• _THE TASK_: Retype each line of the listing below, word for word.

• _INFORMATION_:
-- Opening Marker --
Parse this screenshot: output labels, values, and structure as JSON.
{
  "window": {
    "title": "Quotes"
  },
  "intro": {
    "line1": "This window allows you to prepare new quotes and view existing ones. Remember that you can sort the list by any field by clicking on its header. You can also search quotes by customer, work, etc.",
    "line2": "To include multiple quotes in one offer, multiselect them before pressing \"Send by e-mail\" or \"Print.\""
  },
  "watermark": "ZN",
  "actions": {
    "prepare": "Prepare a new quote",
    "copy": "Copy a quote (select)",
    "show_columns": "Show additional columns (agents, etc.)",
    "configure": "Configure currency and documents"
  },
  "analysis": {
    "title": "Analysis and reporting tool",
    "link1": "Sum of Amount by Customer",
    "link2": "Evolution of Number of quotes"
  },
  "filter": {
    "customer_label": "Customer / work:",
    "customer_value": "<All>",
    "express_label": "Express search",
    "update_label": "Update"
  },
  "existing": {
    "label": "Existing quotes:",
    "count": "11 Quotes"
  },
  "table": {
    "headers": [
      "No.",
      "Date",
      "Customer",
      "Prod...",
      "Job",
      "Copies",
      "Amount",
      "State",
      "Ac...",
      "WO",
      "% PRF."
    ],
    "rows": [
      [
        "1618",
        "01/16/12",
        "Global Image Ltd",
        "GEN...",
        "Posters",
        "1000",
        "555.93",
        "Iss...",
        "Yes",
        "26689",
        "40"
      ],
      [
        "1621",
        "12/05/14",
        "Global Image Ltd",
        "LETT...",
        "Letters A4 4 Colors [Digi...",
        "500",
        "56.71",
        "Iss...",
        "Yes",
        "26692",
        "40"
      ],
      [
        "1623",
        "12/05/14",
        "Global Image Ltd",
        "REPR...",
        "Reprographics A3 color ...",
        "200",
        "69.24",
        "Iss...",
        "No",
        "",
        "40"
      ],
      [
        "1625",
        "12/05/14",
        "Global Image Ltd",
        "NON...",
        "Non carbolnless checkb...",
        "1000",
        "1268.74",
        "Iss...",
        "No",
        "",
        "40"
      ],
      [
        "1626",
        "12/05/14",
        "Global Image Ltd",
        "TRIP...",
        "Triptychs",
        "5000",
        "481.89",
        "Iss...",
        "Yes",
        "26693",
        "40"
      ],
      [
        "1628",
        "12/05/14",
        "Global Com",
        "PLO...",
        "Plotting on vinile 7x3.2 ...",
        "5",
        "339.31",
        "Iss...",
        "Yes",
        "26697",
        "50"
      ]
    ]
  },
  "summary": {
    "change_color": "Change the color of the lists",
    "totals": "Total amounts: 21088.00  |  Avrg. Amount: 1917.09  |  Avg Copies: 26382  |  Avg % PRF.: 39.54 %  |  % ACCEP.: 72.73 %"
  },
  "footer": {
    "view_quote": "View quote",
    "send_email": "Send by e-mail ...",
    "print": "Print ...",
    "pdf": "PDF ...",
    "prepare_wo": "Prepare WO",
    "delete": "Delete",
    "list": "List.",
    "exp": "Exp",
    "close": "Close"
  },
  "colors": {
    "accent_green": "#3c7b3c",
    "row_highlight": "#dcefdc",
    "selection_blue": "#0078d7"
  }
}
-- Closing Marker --
• _TASK OUTPUT_:
Parse this screenshot: output labels, values, and structure as JSON.
{
  "window": {
    "title": "Quotes"
  },
  "intro": {
    "line1": "This window allows you to prepare new quotes and view existing ones. Remember that you can sort the list by any field by clicking on its header. You can also search quotes by customer, work, etc.",
    "line2": "To include multiple quotes in one offer, multiselect them before pressing \"Send by e-mail\" or \"Print.\""
  },
  "watermark": "ZN",
  "actions": {
    "prepare": "Prepare a new quote",
    "copy": "Copy a quote (select)",
    "show_columns": "Show additional columns (agents, etc.)",
    "configure": "Configure currency and documents"
  },
  "analysis": {
    "title": "Analysis and reporting tool",
    "link1": "Sum of Amount by Customer",
    "link2": "Evolution of Number of quotes"
  },
  "filter": {
    "customer_label": "Customer / work:",
    "customer_value": "<All>",
    "express_label": "Express search",
    "update_label": "Update"
  },
  "existing": {
    "label": "Existing quotes:",
    "count": "11 Quotes"
  },
  "table": {
    "headers": [
      "No.",
      "Date",
      "Customer",
      "Prod...",
      "Job",
      "Copies",
      "Amount",
      "State",
      "Ac...",
      "WO",
      "% PRF."
    ],
    "rows": [
      [
        "1618",
        "01/16/12",
        "Global Image Ltd",
        "GEN...",
        "Posters",
        "1000",
        "555.93",
        "Iss...",
        "Yes",
        "26689",
        "40"
      ],
      [
        "1621",
        "12/05/14",
        "Global Image Ltd",
        "LETT...",
        "Letters A4 4 Colors [Digi...",
        "500",
        "56.71",
        "Iss...",
        "Yes",
        "26692",
        "40"
      ],
      [
        "1623",
        "12/05/14",
        "Global Image Ltd",
        "REPR...",
        "Reprographics A3 color ...",
        "200",
        "69.24",
        "Iss...",
        "No",
        "",
        "40"
      ],
      [
        "1625",
        "12/05/14",
        "Global Image Ltd",
        "NON...",
        "Non carbolnless checkb...",
        "1000",
        "1268.74",
        "Iss...",
        "No",
        "",
        "40"
      ],
      [
        "1626",
        "12/05/14",
        "Global Image Ltd",
        "TRIP...",
        "Triptychs",
        "5000",
        "481.89",
        "Iss...",
        "Yes",
        "26693",
        "40"
      ],
      [
        "1628",
        "12/05/14",
        "Global Com",
        "PLO...",
        "Plotting on vinile 7x3.2 ...",
        "5",
        "339.31",
        "Iss...",
        "Yes",
        "26697",
        "50"
      ]
    ]
  },
  "summary": {
    "change_color": "Change the color of the lists",
    "totals": "Total amounts: 21088.00  |  Avrg. Amount: 1917.09  |  Avg Copies: 26382  |  Avg % PRF.: 39.54 %  |  % ACCEP.: 72.73 %"
  },
  "footer": {
    "view_quote": "View quote",
    "send_email": "Send by e-mail ...",
    "print": "Print ...",
    "pdf": "PDF ...",
    "prepare_wo": "Prepare WO",
    "delete": "Delete",
    "list": "List.",
    "exp": "Exp",
    "close": "Close"
  },
  "colors": {
    "accent_green": "#3c7b3c",
    "row_highlight": "#dcefdc",
    "selection_blue": "#0078d7"
  }
}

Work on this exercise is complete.